**The problem:** Pull every "structured" line out of the data below.

(Data about app and page elements)

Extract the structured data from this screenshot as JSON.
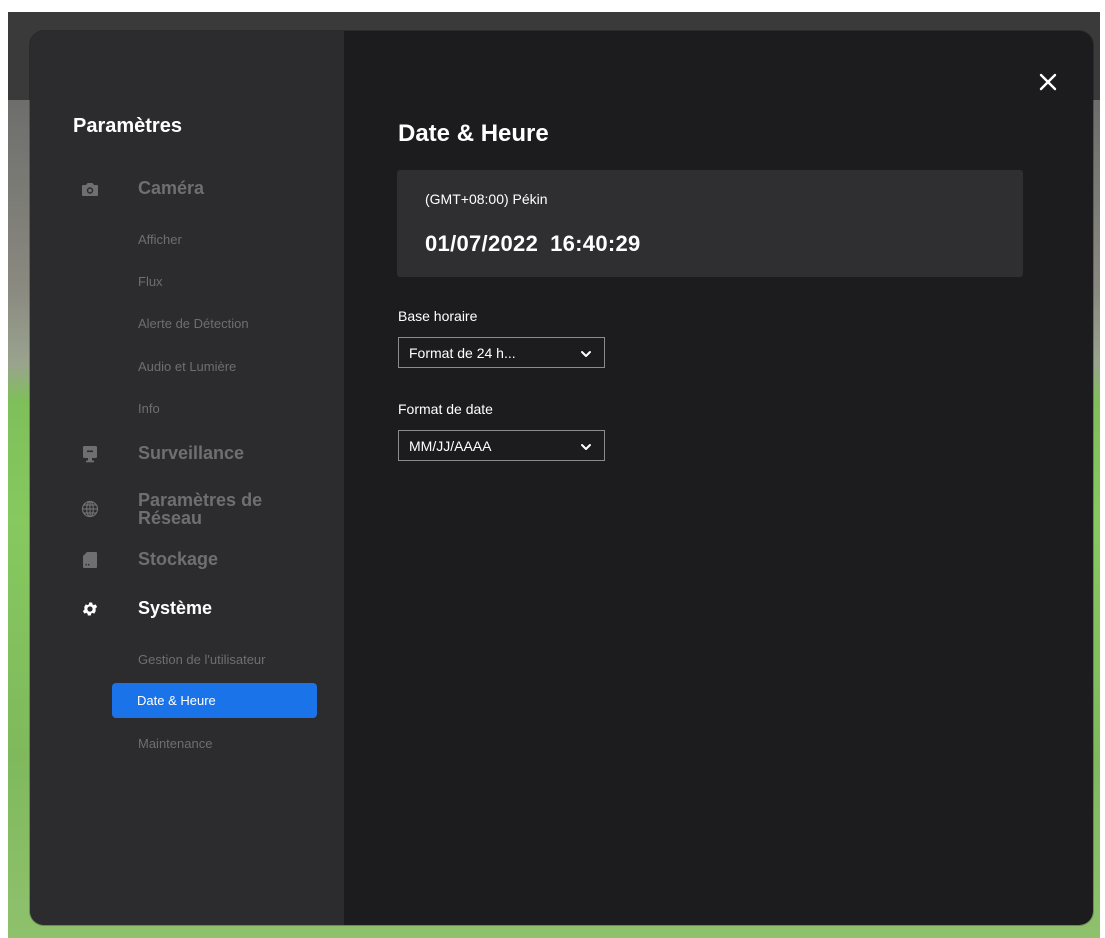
{
  "sidebar": {
    "title": "Paramètres",
    "sections": [
      {
        "label": "Caméra",
        "icon": "camera-icon"
      },
      {
        "label": "Surveillance",
        "icon": "monitor-icon"
      },
      {
        "label": "Paramètres de Réseau",
        "label_line1": "Paramètres de",
        "label_line2": "Réseau",
        "icon": "globe-icon"
      },
      {
        "label": "Stockage",
        "icon": "sd-card-icon"
      },
      {
        "label": "Système",
        "icon": "gear-icon",
        "active": true
      }
    ],
    "camera_items": [
      "Afficher",
      "Flux",
      "Alerte de Détection",
      "Audio et Lumière",
      "Info"
    ],
    "system_items": [
      "Gestion de l'utilisateur",
      "Date & Heure",
      "Maintenance"
    ],
    "selected_item": "Date & Heure"
  },
  "content": {
    "title": "Date & Heure",
    "timezone": "(GMT+08:00) Pékin",
    "date": "01/07/2022",
    "time": "16:40:29",
    "time_format": {
      "label": "Base horaire",
      "value": "Format de 24 h..."
    },
    "date_format": {
      "label": "Format de date",
      "value": "MM/JJ/AAAA"
    },
    "close_icon": "close-icon"
  },
  "colors": {
    "accent": "#1a73e8",
    "sidebar_bg": "#2c2c2e",
    "content_bg": "#1c1c1e",
    "muted_text": "#6e6e73"
  }
}
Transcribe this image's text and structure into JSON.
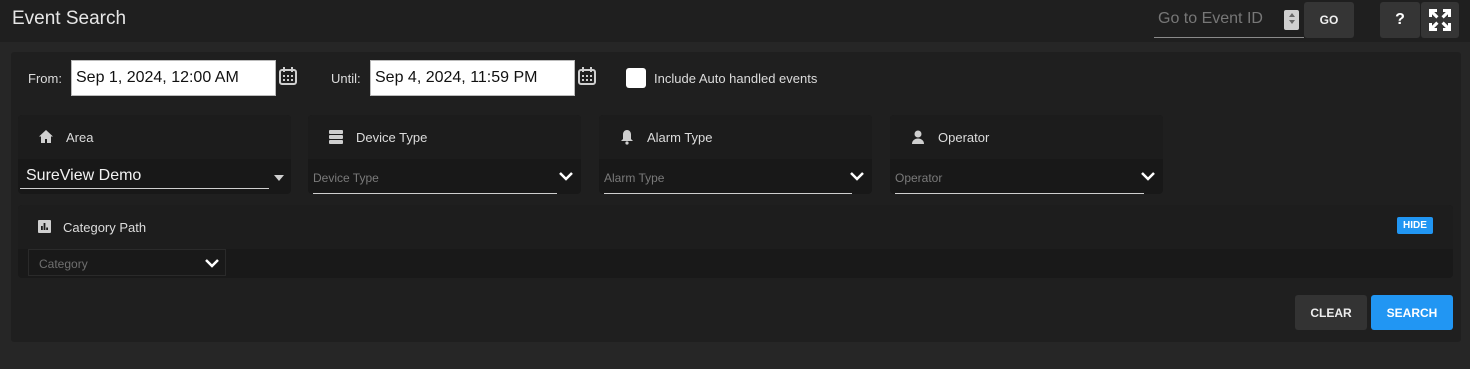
{
  "header": {
    "title": "Event Search",
    "goto_placeholder": "Go to Event ID",
    "go_label": "GO",
    "help_label": "?"
  },
  "dates": {
    "from_label": "From:",
    "from_value": "Sep 1, 2024, 12:00 AM",
    "until_label": "Until:",
    "until_value": "Sep 4, 2024, 11:59 PM"
  },
  "auto_handled": {
    "label": "Include Auto handled events",
    "checked": false
  },
  "filters": {
    "area": {
      "title": "Area",
      "value": "SureView Demo"
    },
    "device_type": {
      "title": "Device Type",
      "placeholder": "Device Type"
    },
    "alarm_type": {
      "title": "Alarm Type",
      "placeholder": "Alarm Type"
    },
    "operator": {
      "title": "Operator",
      "placeholder": "Operator"
    }
  },
  "category": {
    "title": "Category Path",
    "hide_label": "HIDE",
    "placeholder": "Category"
  },
  "actions": {
    "clear_label": "CLEAR",
    "search_label": "SEARCH"
  },
  "colors": {
    "accent": "#2196f3",
    "background": "#262626",
    "panel": "#1f1f1f"
  }
}
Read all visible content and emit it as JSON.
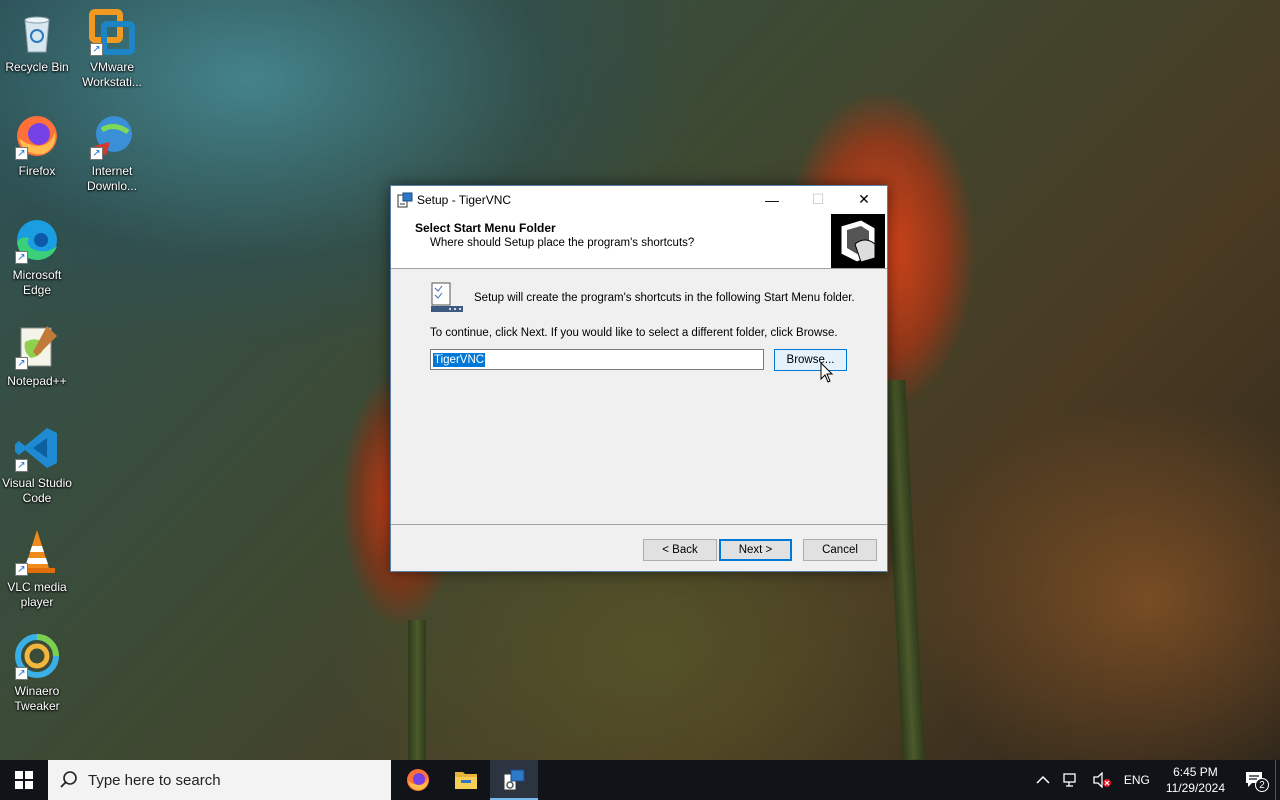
{
  "desktop": {
    "icons": [
      {
        "label": "Recycle Bin",
        "icon": "recycle-bin-icon"
      },
      {
        "label": "VMware Workstati...",
        "icon": "vmware-icon"
      },
      {
        "label": "Firefox",
        "icon": "firefox-icon"
      },
      {
        "label": "Internet Downlo...",
        "icon": "internet-download-manager-icon"
      },
      {
        "label": "Microsoft Edge",
        "icon": "edge-icon"
      },
      {
        "label": "Notepad++",
        "icon": "notepadpp-icon"
      },
      {
        "label": "Visual Studio Code",
        "icon": "vscode-icon"
      },
      {
        "label": "VLC media player",
        "icon": "vlc-icon"
      },
      {
        "label": "Winaero Tweaker",
        "icon": "winaero-icon"
      }
    ]
  },
  "dialog": {
    "title": "Setup - TigerVNC",
    "minimize": "—",
    "maximize": "☐",
    "close": "✕",
    "header_title": "Select Start Menu Folder",
    "header_subtitle": "Where should Setup place the program's shortcuts?",
    "info_line": "Setup will create the program's shortcuts in the following Start Menu folder.",
    "instruction": "To continue, click Next. If you would like to select a different folder, click Browse.",
    "folder_value": "TigerVNC",
    "browse_label": "Browse...",
    "back_label": "< Back",
    "next_label": "Next >",
    "cancel_label": "Cancel"
  },
  "taskbar": {
    "search_placeholder": "Type here to search",
    "apps": [
      "firefox-icon",
      "file-explorer-icon",
      "tigervnc-setup-icon"
    ],
    "language": "ENG",
    "time": "6:45 PM",
    "date": "11/29/2024",
    "notification_count": "2"
  },
  "colors": {
    "accent": "#0078d7",
    "taskbar": "#101418",
    "dialog_bg": "#f0f0f0"
  }
}
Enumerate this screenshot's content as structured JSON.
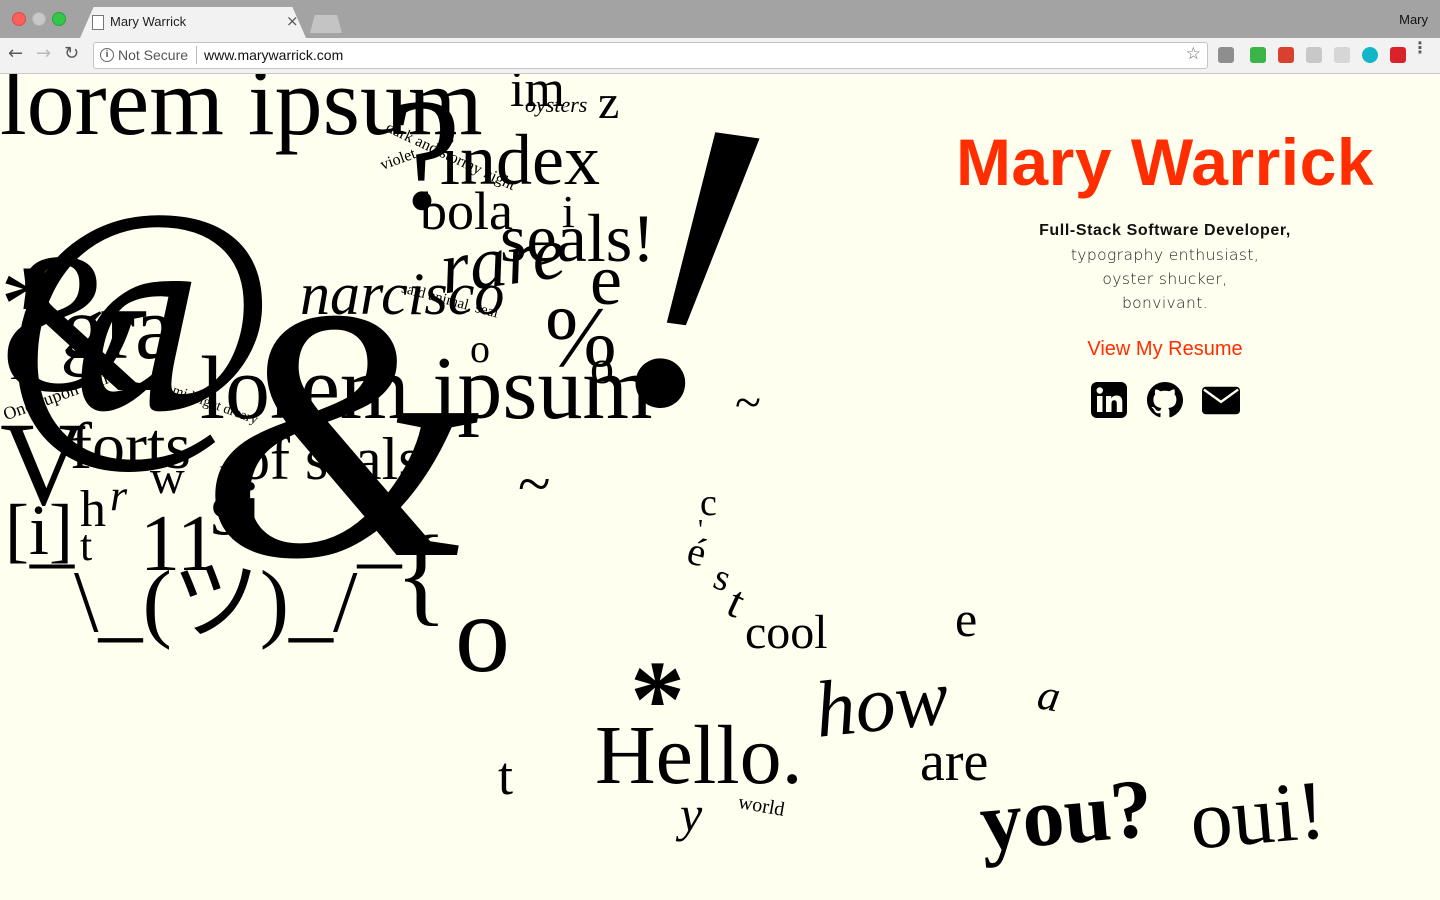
{
  "browser": {
    "tab_title": "Mary Warrick",
    "tab_close": "×",
    "profile_name": "Mary",
    "security_label": "Not Secure",
    "url": "www.marywarrick.com",
    "back": "←",
    "forward": "→",
    "reload": "↻",
    "star": "☆",
    "menu": "⋮",
    "extension_colors": [
      "#8e8e8e",
      "#3bb54a",
      "#d9412f",
      "#c8c8c8",
      "#d6d6d6",
      "#13b6c9",
      "#d9232b"
    ]
  },
  "profile": {
    "name": "Mary Warrick",
    "role": "Full-Stack Software Developer,",
    "bio": [
      "typography enthusiast,",
      "oyster shucker,",
      "bonvivant."
    ],
    "resume_link": "View My Resume",
    "socials": [
      "linkedin-icon",
      "github-icon",
      "email-icon"
    ],
    "accent_color": "#ff2d00",
    "background_color": "#fffff0"
  },
  "typography_art": {
    "words": [
      "lorem ipsum",
      "im",
      "oysters",
      "z",
      "index",
      "dark and stormy night",
      "violet",
      "bola",
      "i",
      "seals!",
      "rare",
      "e",
      "@",
      "&",
      "&",
      "!",
      "?",
      "*",
      "gra",
      "lorem ipsum",
      "%",
      "o",
      "o",
      "i",
      "narcisco",
      "said animal, seal",
      "Once upon a time",
      "midnight dreary",
      "LOL",
      "w",
      "V",
      "forts",
      "of seals",
      "~",
      "~",
      "[i]",
      "h",
      "r",
      "t",
      "11",
      "si",
      "¯\\_(ツ)_/¯",
      "{",
      "o",
      "c",
      "'",
      "é",
      "s",
      "t",
      "cool",
      "e",
      "a",
      "*",
      "how",
      "are",
      "t",
      "Hello.",
      "y",
      "world",
      "you?",
      "oui!"
    ]
  }
}
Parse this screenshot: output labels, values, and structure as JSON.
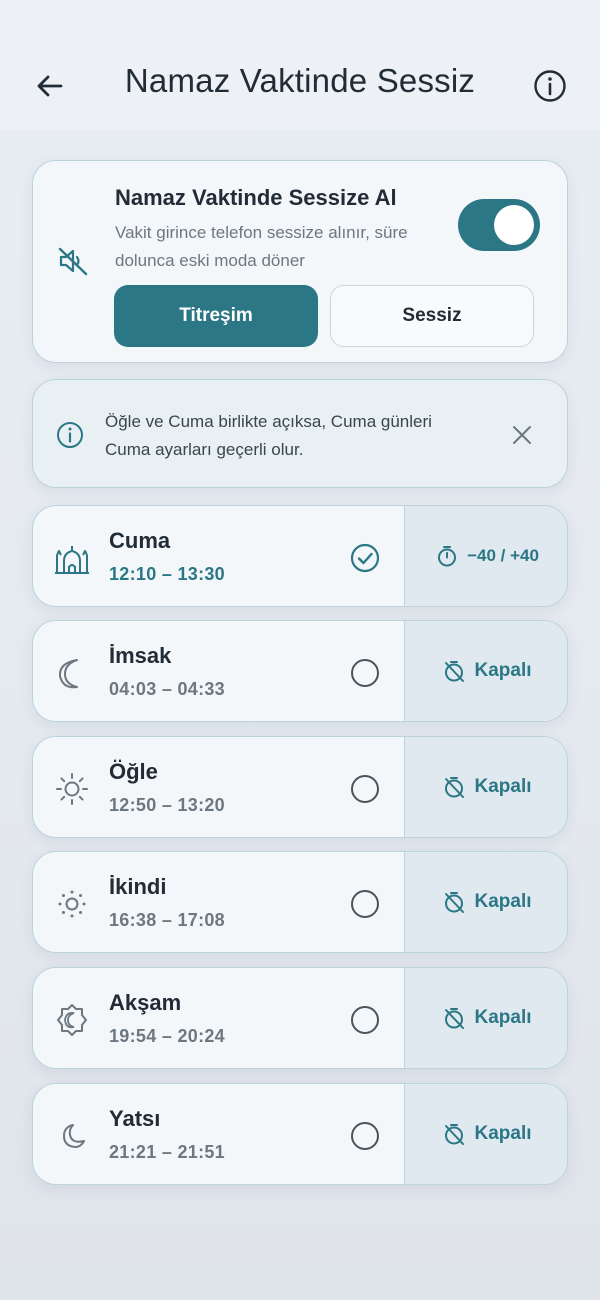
{
  "header": {
    "title": "Namaz Vaktinde Sessiz",
    "back_icon": "arrow-left-icon",
    "info_icon": "info-icon"
  },
  "silent_card": {
    "title": "Namaz Vaktinde Sessize Al",
    "subtitle": "Vakit girince telefon sessize alınır, süre dolunca eski moda döner",
    "icon": "volume-off-icon",
    "enabled": true,
    "modes": {
      "vibrate_label": "Titreşim",
      "silent_label": "Sessiz",
      "selected": "vibrate"
    }
  },
  "notice": {
    "text": "Öğle ve Cuma birlikte açıksa, Cuma günleri Cuma ayarları geçerli olur.",
    "icon": "info-icon",
    "close_icon": "close-icon"
  },
  "prayers": [
    {
      "name": "Cuma",
      "time": "12:10 – 13:30",
      "icon": "mosque-icon",
      "checked": true,
      "offset_label": "−40 / +40",
      "offset_icon": "timer-icon"
    },
    {
      "name": "İmsak",
      "time": "04:03 – 04:33",
      "icon": "crescent-moon-icon",
      "checked": false,
      "offset_label": "Kapalı",
      "offset_icon": "timer-off-icon"
    },
    {
      "name": "Öğle",
      "time": "12:50 – 13:20",
      "icon": "sun-icon",
      "checked": false,
      "offset_label": "Kapalı",
      "offset_icon": "timer-off-icon"
    },
    {
      "name": "İkindi",
      "time": "16:38 – 17:08",
      "icon": "sun-small-icon",
      "checked": false,
      "offset_label": "Kapalı",
      "offset_icon": "timer-off-icon"
    },
    {
      "name": "Akşam",
      "time": "19:54 – 20:24",
      "icon": "sunset-badge-icon",
      "checked": false,
      "offset_label": "Kapalı",
      "offset_icon": "timer-off-icon"
    },
    {
      "name": "Yatsı",
      "time": "21:21 – 21:51",
      "icon": "moon-icon",
      "checked": false,
      "offset_label": "Kapalı",
      "offset_icon": "timer-off-icon"
    }
  ],
  "colors": {
    "accent": "#2b7785",
    "text_primary": "#222c36",
    "text_secondary": "#6c7780",
    "card_border": "#bcd3da"
  }
}
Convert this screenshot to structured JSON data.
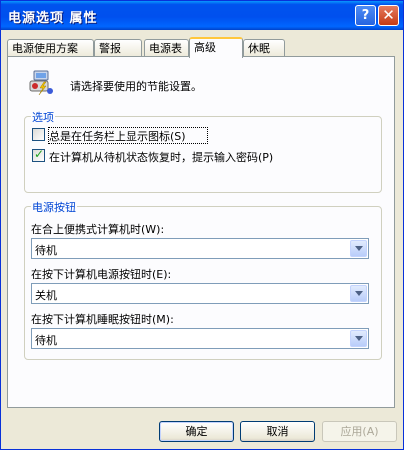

**Completed task:**
Extract the structured data from this screenshot as JSON.
Enumerate this screenshot's content as structured JSON.
Convert this screenshot to structured JSON data.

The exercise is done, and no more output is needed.